*Task to carry out*: Reproduce the data that follows character for character, but omit its pictures.

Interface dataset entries
-- Opening Marker --
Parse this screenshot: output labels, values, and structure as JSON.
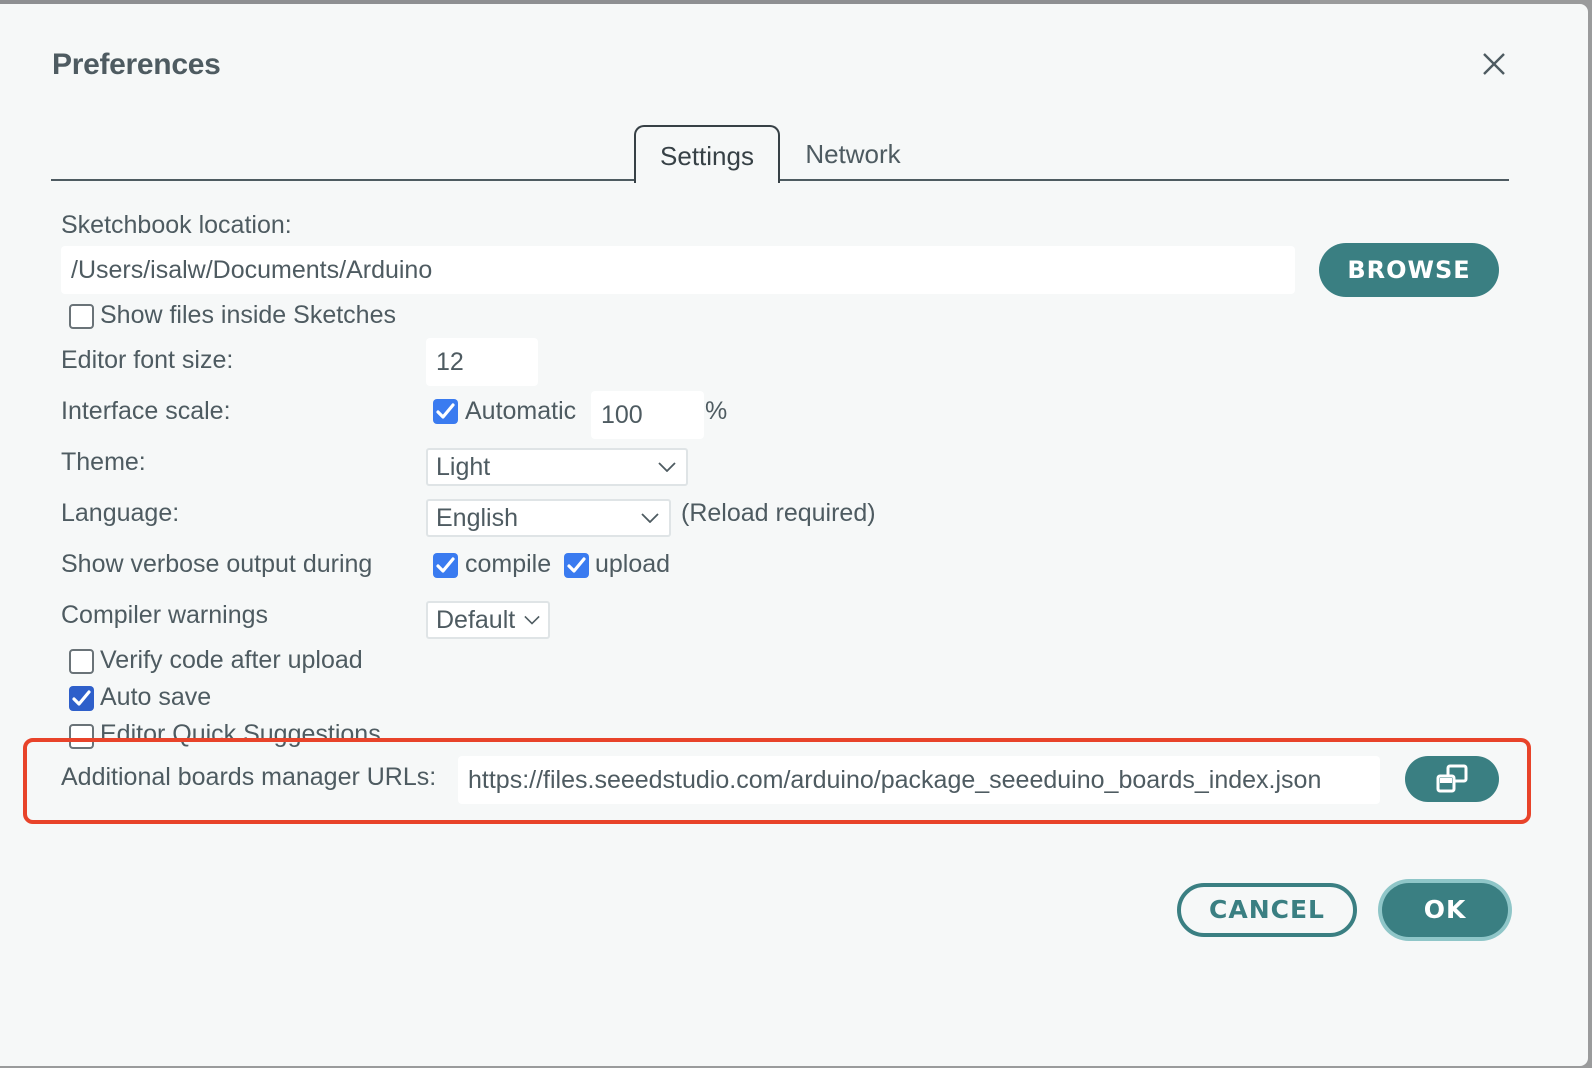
{
  "dialog": {
    "title": "Preferences",
    "close_icon": "close-icon"
  },
  "tabs": [
    {
      "label": "Settings",
      "active": true
    },
    {
      "label": "Network",
      "active": false
    }
  ],
  "settings": {
    "sketchbook_label": "Sketchbook location:",
    "sketchbook_value": "/Users/isalw/Documents/Arduino",
    "browse_label": "BROWSE",
    "show_files_label": "Show files inside Sketches",
    "show_files_checked": false,
    "font_size_label": "Editor font size:",
    "font_size_value": "12",
    "interface_scale_label": "Interface scale:",
    "automatic_label": "Automatic",
    "automatic_checked": true,
    "scale_value": "100",
    "scale_unit": "%",
    "theme_label": "Theme:",
    "theme_value": "Light",
    "language_label": "Language:",
    "language_value": "English",
    "reload_note": "(Reload required)",
    "verbose_label": "Show verbose output during",
    "compile_label": "compile",
    "compile_checked": true,
    "upload_label": "upload",
    "upload_checked": true,
    "compiler_warnings_label": "Compiler warnings",
    "compiler_warnings_value": "Default",
    "verify_label": "Verify code after upload",
    "verify_checked": false,
    "autosave_label": "Auto save",
    "autosave_checked": true,
    "quick_suggestions_label": "Editor Quick Suggestions",
    "quick_suggestions_checked": false,
    "boards_urls_label": "Additional boards manager URLs:",
    "boards_urls_value": "https://files.seeedstudio.com/arduino/package_seeeduino_boards_index.json",
    "boards_urls_button_icon": "open-in-window-icon"
  },
  "footer": {
    "cancel_label": "CANCEL",
    "ok_label": "OK"
  },
  "colors": {
    "accent": "#3a7f82",
    "checkbox": "#3a7bf0",
    "annotation": "#e8432a",
    "text": "#4e5b61"
  }
}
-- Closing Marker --
*Task solution*:
Parse this screenshot: output labels, values, and structure as JSON.
{
  "dialog": {
    "title": "Preferences",
    "close_icon": "close-icon"
  },
  "tabs": [
    {
      "label": "Settings",
      "active": true
    },
    {
      "label": "Network",
      "active": false
    }
  ],
  "settings": {
    "sketchbook_label": "Sketchbook location:",
    "sketchbook_value": "/Users/isalw/Documents/Arduino",
    "browse_label": "BROWSE",
    "show_files_label": "Show files inside Sketches",
    "show_files_checked": false,
    "font_size_label": "Editor font size:",
    "font_size_value": "12",
    "interface_scale_label": "Interface scale:",
    "automatic_label": "Automatic",
    "automatic_checked": true,
    "scale_value": "100",
    "scale_unit": "%",
    "theme_label": "Theme:",
    "theme_value": "Light",
    "language_label": "Language:",
    "language_value": "English",
    "reload_note": "(Reload required)",
    "verbose_label": "Show verbose output during",
    "compile_label": "compile",
    "compile_checked": true,
    "upload_label": "upload",
    "upload_checked": true,
    "compiler_warnings_label": "Compiler warnings",
    "compiler_warnings_value": "Default",
    "verify_label": "Verify code after upload",
    "verify_checked": false,
    "autosave_label": "Auto save",
    "autosave_checked": true,
    "quick_suggestions_label": "Editor Quick Suggestions",
    "quick_suggestions_checked": false,
    "boards_urls_label": "Additional boards manager URLs:",
    "boards_urls_value": "https://files.seeedstudio.com/arduino/package_seeeduino_boards_index.json",
    "boards_urls_button_icon": "open-in-window-icon"
  },
  "footer": {
    "cancel_label": "CANCEL",
    "ok_label": "OK"
  },
  "colors": {
    "accent": "#3a7f82",
    "checkbox": "#3a7bf0",
    "annotation": "#e8432a",
    "text": "#4e5b61"
  }
}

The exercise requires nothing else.